• PROBLEM:
Tally every line below where "Vatterott" appears, then report the total alone.

• RECORD EXCERPTS:
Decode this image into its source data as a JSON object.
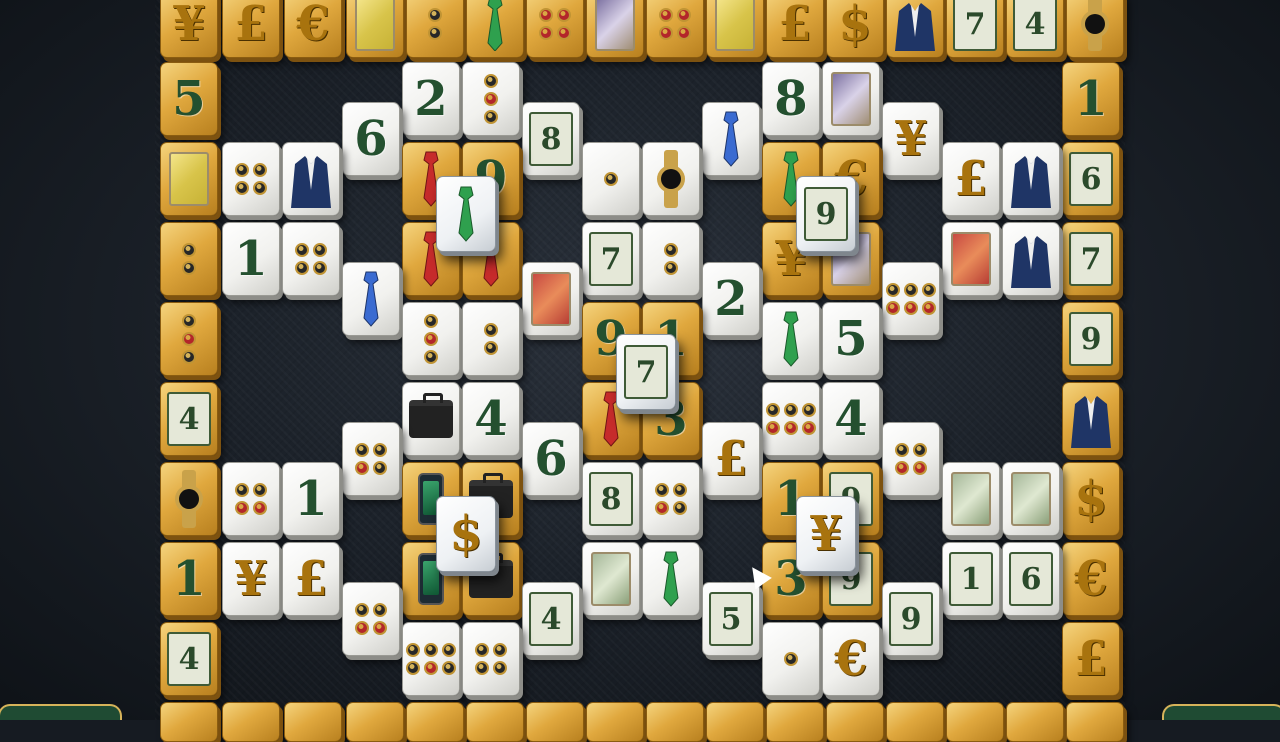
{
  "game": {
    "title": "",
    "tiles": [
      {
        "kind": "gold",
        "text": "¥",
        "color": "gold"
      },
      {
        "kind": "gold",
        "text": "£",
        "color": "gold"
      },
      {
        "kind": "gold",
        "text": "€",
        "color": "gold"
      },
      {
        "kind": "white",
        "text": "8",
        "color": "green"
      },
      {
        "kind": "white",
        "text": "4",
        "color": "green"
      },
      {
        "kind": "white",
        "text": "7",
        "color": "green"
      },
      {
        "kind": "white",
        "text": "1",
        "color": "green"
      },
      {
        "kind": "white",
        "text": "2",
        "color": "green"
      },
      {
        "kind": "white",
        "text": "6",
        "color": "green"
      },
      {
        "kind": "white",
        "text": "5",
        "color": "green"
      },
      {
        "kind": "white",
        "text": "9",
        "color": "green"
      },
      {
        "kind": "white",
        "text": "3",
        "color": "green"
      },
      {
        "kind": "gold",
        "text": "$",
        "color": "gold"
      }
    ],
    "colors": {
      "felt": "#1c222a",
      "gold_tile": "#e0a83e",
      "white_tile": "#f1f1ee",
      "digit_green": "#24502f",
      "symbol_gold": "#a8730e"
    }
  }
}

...

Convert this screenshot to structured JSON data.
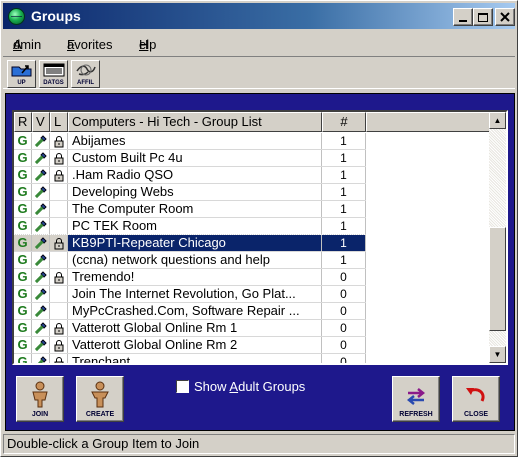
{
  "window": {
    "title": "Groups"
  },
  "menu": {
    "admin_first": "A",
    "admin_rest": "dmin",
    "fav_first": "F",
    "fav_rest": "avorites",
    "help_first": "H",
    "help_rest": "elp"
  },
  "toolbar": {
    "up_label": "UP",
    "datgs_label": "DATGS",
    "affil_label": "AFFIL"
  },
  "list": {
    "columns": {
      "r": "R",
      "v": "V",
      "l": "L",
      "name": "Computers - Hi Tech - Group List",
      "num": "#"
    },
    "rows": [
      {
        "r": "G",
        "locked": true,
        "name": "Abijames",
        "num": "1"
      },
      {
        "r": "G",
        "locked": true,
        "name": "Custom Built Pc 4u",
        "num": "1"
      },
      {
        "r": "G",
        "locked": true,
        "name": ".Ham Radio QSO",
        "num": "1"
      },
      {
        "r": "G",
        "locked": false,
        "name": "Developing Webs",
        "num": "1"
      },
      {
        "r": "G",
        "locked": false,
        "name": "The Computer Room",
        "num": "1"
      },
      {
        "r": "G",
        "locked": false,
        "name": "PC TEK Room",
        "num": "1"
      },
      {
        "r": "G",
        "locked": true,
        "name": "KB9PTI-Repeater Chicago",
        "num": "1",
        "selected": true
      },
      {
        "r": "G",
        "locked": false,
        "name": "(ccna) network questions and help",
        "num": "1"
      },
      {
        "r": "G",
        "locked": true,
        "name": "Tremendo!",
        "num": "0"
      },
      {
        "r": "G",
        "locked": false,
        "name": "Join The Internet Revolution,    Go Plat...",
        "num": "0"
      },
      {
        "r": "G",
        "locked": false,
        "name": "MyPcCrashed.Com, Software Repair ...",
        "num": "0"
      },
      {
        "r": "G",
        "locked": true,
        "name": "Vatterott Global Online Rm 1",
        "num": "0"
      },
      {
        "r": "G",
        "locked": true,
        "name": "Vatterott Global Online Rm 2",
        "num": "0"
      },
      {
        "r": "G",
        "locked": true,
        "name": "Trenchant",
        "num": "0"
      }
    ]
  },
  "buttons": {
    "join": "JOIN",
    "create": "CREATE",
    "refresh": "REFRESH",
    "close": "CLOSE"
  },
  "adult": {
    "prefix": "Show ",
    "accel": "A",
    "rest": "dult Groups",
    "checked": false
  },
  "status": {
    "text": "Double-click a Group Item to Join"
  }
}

• OUTPUT FOR THIS EXERCISE:
2